Your answer should consist of the lines below that hold the word "nostrud".

** Opening Provided records block **

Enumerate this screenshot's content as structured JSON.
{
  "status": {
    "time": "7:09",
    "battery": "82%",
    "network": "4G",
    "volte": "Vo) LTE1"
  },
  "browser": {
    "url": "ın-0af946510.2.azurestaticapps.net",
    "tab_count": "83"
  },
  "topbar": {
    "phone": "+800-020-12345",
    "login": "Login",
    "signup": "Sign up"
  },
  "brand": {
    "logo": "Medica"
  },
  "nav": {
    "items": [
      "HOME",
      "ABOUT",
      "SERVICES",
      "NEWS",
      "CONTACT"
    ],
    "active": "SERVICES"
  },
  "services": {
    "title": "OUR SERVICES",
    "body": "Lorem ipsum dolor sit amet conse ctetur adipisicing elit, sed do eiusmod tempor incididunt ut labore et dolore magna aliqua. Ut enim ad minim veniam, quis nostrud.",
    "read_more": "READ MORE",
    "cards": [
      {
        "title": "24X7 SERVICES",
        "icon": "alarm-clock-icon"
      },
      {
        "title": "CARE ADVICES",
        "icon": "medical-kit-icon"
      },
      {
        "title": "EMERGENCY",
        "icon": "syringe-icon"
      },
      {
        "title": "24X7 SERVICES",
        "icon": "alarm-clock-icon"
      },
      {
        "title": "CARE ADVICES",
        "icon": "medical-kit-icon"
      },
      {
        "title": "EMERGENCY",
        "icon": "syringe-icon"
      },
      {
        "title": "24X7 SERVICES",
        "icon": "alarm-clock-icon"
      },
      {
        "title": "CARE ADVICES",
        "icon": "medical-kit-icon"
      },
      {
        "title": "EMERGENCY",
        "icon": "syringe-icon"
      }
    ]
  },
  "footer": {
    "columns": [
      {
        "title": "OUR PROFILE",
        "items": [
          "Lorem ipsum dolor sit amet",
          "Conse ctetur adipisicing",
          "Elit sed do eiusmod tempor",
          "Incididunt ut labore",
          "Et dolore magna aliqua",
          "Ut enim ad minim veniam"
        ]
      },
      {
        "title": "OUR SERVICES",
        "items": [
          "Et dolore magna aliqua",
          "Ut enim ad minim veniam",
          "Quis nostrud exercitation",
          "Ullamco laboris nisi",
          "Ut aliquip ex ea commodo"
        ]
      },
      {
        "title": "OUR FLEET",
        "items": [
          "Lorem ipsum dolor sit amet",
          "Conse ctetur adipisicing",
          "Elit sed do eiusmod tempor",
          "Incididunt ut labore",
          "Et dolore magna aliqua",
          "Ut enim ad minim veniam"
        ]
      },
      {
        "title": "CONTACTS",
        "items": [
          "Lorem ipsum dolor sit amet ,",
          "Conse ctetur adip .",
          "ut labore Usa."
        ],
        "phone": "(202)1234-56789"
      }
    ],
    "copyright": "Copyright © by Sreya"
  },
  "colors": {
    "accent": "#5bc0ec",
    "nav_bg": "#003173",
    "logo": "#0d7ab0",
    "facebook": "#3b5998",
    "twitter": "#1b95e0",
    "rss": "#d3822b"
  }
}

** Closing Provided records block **

Output ->
    "body": "Lorem ipsum dolor sit amet conse ctetur adipisicing elit, sed do eiusmod tempor incididunt ut labore et dolore magna aliqua. Ut enim ad minim veniam, quis nostrud.",
          "Quis nostrud exercitation",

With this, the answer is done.